## WHAT THE TASK ASKS
Report how many lines in the data below hold "JSON", with no other words.

Top of RECORDS PROVIDED

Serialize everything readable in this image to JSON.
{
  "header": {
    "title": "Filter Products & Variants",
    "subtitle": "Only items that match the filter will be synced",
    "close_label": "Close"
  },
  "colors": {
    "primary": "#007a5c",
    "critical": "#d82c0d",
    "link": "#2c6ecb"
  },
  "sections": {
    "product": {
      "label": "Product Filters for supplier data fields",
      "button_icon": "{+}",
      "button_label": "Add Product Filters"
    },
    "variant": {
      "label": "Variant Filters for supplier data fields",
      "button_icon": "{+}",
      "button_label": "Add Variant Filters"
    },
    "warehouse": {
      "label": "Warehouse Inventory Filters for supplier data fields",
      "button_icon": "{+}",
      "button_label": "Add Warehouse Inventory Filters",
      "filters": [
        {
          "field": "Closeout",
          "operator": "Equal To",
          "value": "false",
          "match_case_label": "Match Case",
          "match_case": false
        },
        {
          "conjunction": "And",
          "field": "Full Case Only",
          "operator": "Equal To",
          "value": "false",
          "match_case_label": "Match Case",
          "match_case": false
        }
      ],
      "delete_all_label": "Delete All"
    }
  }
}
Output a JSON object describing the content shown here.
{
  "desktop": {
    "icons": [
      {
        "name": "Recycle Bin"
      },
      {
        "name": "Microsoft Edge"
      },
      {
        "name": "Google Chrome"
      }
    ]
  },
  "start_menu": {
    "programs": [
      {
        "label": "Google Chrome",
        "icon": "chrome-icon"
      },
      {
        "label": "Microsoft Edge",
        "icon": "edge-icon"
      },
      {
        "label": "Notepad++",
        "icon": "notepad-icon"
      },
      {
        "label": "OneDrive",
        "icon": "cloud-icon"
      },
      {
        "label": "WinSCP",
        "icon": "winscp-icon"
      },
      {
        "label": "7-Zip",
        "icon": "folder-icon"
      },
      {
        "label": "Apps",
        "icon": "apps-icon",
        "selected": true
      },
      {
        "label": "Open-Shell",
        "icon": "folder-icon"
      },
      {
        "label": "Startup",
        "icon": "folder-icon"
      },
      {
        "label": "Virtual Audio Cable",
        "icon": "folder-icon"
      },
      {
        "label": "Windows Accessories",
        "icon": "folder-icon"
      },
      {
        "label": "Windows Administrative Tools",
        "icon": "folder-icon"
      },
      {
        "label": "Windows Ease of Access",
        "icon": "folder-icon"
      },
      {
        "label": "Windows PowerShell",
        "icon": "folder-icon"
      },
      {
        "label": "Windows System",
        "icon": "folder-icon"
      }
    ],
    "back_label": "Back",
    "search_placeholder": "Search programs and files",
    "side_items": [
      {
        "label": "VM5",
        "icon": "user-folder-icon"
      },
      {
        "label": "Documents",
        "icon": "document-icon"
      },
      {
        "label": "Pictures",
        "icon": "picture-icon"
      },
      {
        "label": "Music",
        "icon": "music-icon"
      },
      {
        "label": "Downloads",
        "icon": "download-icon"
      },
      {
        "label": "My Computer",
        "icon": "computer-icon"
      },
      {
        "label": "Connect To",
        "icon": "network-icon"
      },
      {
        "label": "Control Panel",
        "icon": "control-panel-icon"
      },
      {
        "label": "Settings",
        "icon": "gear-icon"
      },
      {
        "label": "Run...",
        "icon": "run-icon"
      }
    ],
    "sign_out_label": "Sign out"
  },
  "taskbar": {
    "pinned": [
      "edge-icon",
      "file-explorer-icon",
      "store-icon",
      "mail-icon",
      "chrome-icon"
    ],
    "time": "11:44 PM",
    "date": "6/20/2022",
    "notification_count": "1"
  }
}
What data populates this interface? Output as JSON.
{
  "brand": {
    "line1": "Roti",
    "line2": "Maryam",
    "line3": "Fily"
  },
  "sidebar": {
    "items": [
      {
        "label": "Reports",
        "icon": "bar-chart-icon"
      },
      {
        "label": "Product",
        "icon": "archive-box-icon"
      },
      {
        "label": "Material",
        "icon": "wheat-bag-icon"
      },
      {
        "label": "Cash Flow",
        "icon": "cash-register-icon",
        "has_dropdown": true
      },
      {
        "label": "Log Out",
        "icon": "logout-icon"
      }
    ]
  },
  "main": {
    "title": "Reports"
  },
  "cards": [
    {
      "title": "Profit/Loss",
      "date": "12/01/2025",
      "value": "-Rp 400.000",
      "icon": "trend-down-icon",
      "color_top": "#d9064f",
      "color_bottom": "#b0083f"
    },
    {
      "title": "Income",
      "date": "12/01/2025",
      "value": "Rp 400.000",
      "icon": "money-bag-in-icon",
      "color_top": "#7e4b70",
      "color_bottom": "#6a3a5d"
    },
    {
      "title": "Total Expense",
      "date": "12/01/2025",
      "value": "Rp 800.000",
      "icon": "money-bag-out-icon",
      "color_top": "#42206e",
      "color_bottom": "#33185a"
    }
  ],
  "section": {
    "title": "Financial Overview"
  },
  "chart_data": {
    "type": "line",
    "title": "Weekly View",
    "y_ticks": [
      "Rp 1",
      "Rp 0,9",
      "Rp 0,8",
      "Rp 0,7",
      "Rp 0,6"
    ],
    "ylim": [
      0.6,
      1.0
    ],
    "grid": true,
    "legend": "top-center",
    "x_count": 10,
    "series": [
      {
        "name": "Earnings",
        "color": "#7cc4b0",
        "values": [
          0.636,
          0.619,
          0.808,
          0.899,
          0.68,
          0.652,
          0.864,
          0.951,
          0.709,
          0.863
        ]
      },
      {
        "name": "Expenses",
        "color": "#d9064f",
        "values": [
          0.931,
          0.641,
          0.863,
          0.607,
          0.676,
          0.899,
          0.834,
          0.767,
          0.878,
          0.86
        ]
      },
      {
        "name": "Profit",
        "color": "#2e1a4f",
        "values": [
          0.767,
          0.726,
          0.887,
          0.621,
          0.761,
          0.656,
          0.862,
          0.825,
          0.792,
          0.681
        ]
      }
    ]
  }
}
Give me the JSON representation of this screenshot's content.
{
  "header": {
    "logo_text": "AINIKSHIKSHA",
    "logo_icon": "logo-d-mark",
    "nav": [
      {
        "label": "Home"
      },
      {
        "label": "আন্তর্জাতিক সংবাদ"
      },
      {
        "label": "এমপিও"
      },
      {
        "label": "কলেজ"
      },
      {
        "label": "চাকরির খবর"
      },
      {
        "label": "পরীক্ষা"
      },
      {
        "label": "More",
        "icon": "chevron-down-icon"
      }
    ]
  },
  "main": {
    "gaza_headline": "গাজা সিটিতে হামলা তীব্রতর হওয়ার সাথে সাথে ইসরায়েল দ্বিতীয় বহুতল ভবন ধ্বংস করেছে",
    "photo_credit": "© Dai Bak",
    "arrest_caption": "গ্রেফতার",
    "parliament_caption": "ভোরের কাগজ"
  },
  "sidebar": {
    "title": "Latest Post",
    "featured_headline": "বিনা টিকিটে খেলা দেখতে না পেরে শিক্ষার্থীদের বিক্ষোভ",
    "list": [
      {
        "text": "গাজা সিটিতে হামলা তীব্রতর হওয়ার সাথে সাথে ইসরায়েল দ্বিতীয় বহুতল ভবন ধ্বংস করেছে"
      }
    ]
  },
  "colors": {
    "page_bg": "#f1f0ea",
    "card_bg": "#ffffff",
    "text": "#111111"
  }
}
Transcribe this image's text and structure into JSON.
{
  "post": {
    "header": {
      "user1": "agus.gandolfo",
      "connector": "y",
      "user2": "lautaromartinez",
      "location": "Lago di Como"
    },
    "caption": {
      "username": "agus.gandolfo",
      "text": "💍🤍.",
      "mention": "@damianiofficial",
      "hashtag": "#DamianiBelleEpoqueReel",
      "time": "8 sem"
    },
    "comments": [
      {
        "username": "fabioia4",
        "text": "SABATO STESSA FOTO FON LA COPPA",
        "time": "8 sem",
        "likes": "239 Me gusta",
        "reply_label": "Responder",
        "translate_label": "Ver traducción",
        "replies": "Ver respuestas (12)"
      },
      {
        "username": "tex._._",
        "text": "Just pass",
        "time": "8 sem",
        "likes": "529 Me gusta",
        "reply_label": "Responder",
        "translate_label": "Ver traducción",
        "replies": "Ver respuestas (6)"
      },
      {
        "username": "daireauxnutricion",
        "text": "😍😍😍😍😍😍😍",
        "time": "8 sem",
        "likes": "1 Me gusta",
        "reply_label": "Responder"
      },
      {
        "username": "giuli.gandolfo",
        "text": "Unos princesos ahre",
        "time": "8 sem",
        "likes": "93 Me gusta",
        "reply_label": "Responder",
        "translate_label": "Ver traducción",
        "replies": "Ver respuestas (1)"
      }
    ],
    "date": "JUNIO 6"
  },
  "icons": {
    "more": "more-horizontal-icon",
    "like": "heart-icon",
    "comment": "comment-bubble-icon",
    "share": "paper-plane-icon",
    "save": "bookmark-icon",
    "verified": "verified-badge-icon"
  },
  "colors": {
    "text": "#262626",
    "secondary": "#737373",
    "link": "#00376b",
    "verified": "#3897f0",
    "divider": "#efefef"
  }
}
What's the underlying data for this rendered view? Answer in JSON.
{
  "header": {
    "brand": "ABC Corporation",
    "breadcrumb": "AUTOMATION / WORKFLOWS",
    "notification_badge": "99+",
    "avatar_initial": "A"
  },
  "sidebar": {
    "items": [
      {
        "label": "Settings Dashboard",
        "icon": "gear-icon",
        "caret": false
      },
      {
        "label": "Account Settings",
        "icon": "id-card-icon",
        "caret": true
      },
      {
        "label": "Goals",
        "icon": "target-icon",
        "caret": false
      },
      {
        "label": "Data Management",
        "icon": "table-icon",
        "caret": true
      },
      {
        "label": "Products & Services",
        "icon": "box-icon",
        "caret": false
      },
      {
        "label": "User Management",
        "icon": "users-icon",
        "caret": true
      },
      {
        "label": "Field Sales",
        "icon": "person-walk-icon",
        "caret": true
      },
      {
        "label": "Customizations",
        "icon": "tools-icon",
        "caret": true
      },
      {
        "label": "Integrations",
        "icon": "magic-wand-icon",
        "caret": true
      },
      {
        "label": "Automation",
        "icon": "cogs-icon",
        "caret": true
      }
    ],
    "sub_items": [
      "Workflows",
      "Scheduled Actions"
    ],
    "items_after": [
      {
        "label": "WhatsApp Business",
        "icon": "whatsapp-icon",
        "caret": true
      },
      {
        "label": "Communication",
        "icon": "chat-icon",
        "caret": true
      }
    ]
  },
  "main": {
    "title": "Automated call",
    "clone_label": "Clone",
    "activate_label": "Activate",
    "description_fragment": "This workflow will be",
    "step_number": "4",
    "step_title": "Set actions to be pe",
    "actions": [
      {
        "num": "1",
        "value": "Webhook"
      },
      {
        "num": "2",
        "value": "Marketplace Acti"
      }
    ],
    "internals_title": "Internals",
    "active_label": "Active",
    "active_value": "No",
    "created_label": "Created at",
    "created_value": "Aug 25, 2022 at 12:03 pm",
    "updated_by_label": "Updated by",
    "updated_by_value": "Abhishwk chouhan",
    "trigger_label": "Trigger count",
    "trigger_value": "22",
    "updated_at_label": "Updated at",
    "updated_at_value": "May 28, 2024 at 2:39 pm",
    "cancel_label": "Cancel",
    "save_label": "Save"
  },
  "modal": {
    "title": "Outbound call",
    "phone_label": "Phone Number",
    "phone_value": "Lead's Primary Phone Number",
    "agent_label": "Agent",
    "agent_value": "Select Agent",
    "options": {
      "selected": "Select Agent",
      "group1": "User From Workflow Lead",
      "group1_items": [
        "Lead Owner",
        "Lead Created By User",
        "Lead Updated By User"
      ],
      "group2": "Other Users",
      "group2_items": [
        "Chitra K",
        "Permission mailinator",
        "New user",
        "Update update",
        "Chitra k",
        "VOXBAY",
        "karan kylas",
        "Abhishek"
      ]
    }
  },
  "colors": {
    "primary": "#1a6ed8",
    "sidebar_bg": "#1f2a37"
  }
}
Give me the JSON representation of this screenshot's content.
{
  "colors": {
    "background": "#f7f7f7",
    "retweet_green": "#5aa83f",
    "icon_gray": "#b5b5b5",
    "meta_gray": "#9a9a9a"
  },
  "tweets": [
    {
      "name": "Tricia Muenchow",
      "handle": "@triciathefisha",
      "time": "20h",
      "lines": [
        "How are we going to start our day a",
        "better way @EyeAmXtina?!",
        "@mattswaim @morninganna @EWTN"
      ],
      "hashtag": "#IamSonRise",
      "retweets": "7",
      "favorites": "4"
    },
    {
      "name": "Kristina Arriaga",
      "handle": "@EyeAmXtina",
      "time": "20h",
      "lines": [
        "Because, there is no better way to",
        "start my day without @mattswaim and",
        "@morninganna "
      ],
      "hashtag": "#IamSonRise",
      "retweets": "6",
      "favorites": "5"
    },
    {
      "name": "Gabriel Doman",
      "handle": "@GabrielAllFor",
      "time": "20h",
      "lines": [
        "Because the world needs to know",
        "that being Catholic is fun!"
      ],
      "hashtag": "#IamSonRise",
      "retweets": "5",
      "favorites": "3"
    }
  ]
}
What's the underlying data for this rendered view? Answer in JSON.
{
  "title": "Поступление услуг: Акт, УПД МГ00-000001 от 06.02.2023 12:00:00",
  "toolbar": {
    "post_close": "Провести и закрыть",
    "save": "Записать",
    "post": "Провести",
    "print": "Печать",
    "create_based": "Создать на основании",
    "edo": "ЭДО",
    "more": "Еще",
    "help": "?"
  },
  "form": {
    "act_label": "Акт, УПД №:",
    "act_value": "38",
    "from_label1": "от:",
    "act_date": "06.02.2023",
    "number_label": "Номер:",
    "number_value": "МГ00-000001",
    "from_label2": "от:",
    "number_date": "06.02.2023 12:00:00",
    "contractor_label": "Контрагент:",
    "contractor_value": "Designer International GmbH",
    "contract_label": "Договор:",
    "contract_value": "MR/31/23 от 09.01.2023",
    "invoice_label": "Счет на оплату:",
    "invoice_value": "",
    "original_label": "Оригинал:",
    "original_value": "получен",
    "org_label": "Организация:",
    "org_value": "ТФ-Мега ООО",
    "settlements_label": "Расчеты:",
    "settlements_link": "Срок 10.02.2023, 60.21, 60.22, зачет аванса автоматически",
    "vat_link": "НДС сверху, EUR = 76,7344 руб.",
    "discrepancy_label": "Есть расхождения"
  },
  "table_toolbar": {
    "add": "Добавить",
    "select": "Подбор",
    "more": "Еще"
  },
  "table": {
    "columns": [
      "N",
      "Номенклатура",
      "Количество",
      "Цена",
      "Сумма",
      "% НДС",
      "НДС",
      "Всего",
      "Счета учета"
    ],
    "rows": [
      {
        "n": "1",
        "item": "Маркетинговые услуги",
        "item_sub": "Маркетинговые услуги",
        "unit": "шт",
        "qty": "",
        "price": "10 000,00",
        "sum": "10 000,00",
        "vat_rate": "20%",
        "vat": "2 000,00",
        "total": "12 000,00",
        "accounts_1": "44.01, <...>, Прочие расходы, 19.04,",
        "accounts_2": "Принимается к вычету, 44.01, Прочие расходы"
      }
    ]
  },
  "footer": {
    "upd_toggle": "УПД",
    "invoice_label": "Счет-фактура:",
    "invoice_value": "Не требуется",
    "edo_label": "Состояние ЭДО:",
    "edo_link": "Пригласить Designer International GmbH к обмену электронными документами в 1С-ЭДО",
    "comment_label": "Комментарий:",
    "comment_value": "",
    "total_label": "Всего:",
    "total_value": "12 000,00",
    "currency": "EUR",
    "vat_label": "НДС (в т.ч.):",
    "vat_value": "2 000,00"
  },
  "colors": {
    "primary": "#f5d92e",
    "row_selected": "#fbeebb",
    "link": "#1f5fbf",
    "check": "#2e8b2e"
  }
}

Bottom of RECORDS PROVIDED

## RESULT FOR THIS EXERCISE
8